"You don't think of it that way," said Kimm. "It is rewarding. It (saving someone's life) is just a nice thank you for a job well done."
Kimm has several accomplishments he speaks proudly of during his tenure. Kimm talks highly of how the equipment for the fire district has been upgraded. Kimm and his staff obtained a $700,000 grant to upgrade the department equipment. There have also been several new construction projects, including a new maintenance facility and a new fire station in White Swan. Kimm is also pleased with how the training has improved for firefighters and volunteers. He is also proud of the swift water rescue team that was formed to rescue people trapped in the Yakima River. Kimm is also proud of the fact he has never had to turn to patrons in the fire district to ask for additional funding for projects. Kimm has managed to maintain the $3 million operating budget gained from residential taxes in the fire district since he came aboard.
Kimm, though, is the first to point out he couldn't have done what he has done without his staff.
"The fire chief steers the boat, everyone else makes it go," said Kimm. "It is going to be an emotional day when I say goodbye to all these wonderful people.

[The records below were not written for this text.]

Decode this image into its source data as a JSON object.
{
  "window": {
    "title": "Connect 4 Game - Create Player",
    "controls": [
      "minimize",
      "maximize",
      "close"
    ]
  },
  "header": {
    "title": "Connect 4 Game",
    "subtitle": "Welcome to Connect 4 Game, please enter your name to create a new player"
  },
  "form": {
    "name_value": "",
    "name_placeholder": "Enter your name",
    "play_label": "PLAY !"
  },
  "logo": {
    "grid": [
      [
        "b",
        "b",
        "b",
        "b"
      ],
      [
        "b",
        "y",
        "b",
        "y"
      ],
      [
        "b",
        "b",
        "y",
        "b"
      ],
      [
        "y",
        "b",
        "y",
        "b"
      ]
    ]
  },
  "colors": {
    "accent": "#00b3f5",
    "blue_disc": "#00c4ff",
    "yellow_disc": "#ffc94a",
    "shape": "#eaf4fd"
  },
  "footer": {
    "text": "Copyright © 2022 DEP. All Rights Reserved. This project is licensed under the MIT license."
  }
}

I have been able to do something I love and I have got to go to the top. It has been a real pleasure to be fire chief. I have a lot of pride in the fire district."
Kimm said it is going to be a big relief when he closes the door to his office in the Zillah station for the final time on June 30.
"I constantly worry," he said.
Kimm said he always worries about his crew when they go to a call.
"When our fire district has a fire, it usually is a major fire," said Kimm.
Kimm said the worries that go along with being chief have been very overwhelming at times, and he is looking forward to his retirement.
After 33 years of being constantly on call, rushing away at a moment's notice, Kimm is ready to give a little bit back to the woman who has stood by his side throughout it all. Kimm said his wife, who works at Bob Hall Financial, and him have been working for numerous years on building a retirement nest egg. Kimm and his wife decided about a year ago it was time to retire. Kimm said he has been a very active fireman over the last 33 years, which has taken time away from his wife and their two daughters and the rest of his family.
"To be active you are very inactive with your family," said Kimm. "I have given 33 years of service to the community, now I am going to give 33 years of service to my family."
Kimm does have a very special day planned for his wife that he doesn't plan to miss because of an emergency. Their informal date involves something Kimm missed last time because he had to rush away to a call during a power outage caused by the event in question.
"I want to spend the next lightning storm we have with my wife," smiled Kimm.